§ WHAT YOU HAVE TO DO
Your reply should reproduce each entry exactly and contain no pictures.

§ SUPPLIED RECORDS
━━━━━━━━━━━━━━━━━━━━
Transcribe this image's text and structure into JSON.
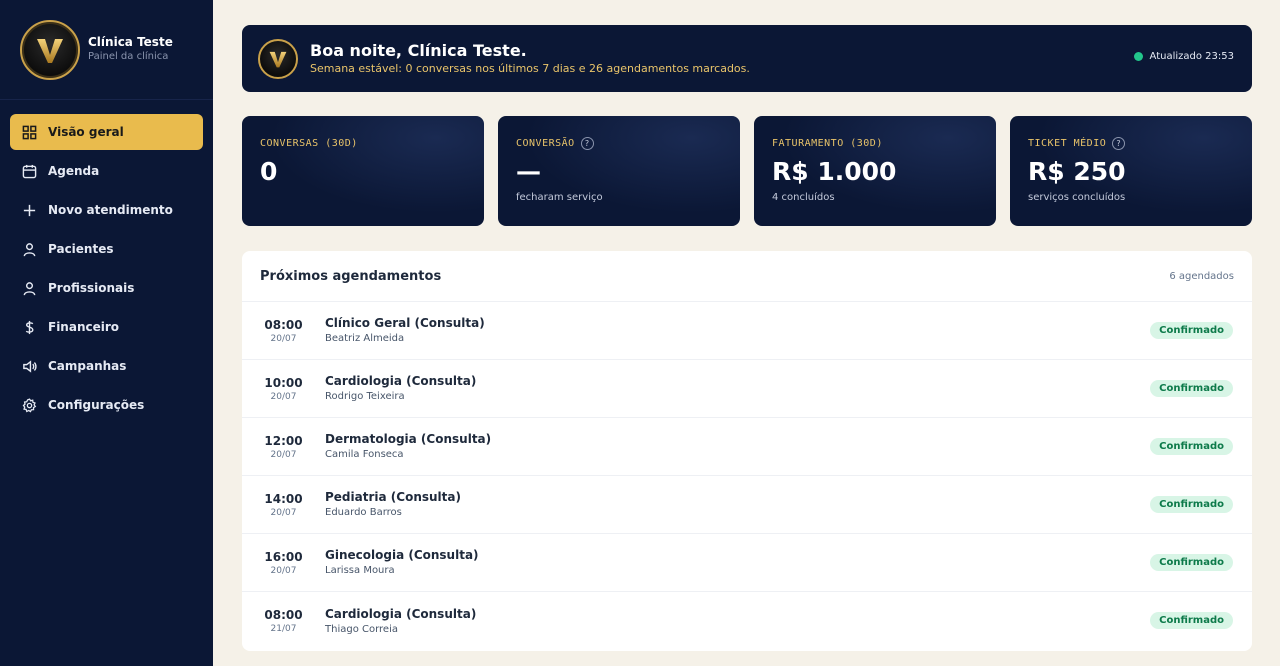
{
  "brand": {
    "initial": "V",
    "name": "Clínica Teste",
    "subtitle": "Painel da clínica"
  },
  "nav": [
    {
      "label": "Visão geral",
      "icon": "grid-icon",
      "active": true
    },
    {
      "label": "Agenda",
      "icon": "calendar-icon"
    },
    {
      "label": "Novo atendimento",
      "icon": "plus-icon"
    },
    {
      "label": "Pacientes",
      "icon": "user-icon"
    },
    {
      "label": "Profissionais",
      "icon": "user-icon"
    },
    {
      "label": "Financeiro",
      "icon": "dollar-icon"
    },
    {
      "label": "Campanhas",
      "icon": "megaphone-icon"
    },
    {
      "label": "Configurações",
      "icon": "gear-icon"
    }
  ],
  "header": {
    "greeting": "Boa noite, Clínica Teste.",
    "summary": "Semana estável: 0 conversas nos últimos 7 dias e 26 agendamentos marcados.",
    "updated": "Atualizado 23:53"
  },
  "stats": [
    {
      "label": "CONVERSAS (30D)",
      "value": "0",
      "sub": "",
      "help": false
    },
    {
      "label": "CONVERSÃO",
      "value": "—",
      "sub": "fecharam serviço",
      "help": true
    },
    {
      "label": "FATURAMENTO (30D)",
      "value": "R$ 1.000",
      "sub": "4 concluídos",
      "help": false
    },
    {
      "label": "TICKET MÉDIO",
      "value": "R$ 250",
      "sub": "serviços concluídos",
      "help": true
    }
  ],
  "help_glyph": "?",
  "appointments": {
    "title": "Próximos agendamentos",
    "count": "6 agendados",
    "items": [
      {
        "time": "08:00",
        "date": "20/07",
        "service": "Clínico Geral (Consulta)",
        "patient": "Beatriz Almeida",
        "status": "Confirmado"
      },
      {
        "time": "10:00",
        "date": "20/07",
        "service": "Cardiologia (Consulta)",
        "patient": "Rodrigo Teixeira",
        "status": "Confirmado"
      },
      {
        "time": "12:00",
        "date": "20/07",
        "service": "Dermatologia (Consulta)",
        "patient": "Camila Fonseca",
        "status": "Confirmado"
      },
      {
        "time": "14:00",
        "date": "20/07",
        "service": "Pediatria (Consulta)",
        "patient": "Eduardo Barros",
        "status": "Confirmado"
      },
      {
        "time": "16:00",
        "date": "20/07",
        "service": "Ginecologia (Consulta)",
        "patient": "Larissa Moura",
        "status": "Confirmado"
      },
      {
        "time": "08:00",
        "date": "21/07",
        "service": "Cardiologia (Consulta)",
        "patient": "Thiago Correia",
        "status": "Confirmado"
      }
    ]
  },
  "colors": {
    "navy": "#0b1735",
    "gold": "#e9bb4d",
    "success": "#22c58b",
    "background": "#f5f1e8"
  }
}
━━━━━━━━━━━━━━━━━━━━
§ EXERCISE RESULT
Transcribe this image's text and structure into JSON.
{
  "brand": {
    "initial": "V",
    "name": "Clínica Teste",
    "subtitle": "Painel da clínica"
  },
  "nav": [
    {
      "label": "Visão geral",
      "icon": "grid-icon",
      "active": true
    },
    {
      "label": "Agenda",
      "icon": "calendar-icon"
    },
    {
      "label": "Novo atendimento",
      "icon": "plus-icon"
    },
    {
      "label": "Pacientes",
      "icon": "user-icon"
    },
    {
      "label": "Profissionais",
      "icon": "user-icon"
    },
    {
      "label": "Financeiro",
      "icon": "dollar-icon"
    },
    {
      "label": "Campanhas",
      "icon": "megaphone-icon"
    },
    {
      "label": "Configurações",
      "icon": "gear-icon"
    }
  ],
  "header": {
    "greeting": "Boa noite, Clínica Teste.",
    "summary": "Semana estável: 0 conversas nos últimos 7 dias e 26 agendamentos marcados.",
    "updated": "Atualizado 23:53"
  },
  "stats": [
    {
      "label": "CONVERSAS (30D)",
      "value": "0",
      "sub": "",
      "help": false
    },
    {
      "label": "CONVERSÃO",
      "value": "—",
      "sub": "fecharam serviço",
      "help": true
    },
    {
      "label": "FATURAMENTO (30D)",
      "value": "R$ 1.000",
      "sub": "4 concluídos",
      "help": false
    },
    {
      "label": "TICKET MÉDIO",
      "value": "R$ 250",
      "sub": "serviços concluídos",
      "help": true
    }
  ],
  "help_glyph": "?",
  "appointments": {
    "title": "Próximos agendamentos",
    "count": "6 agendados",
    "items": [
      {
        "time": "08:00",
        "date": "20/07",
        "service": "Clínico Geral (Consulta)",
        "patient": "Beatriz Almeida",
        "status": "Confirmado"
      },
      {
        "time": "10:00",
        "date": "20/07",
        "service": "Cardiologia (Consulta)",
        "patient": "Rodrigo Teixeira",
        "status": "Confirmado"
      },
      {
        "time": "12:00",
        "date": "20/07",
        "service": "Dermatologia (Consulta)",
        "patient": "Camila Fonseca",
        "status": "Confirmado"
      },
      {
        "time": "14:00",
        "date": "20/07",
        "service": "Pediatria (Consulta)",
        "patient": "Eduardo Barros",
        "status": "Confirmado"
      },
      {
        "time": "16:00",
        "date": "20/07",
        "service": "Ginecologia (Consulta)",
        "patient": "Larissa Moura",
        "status": "Confirmado"
      },
      {
        "time": "08:00",
        "date": "21/07",
        "service": "Cardiologia (Consulta)",
        "patient": "Thiago Correia",
        "status": "Confirmado"
      }
    ]
  },
  "colors": {
    "navy": "#0b1735",
    "gold": "#e9bb4d",
    "success": "#22c58b",
    "background": "#f5f1e8"
  }
}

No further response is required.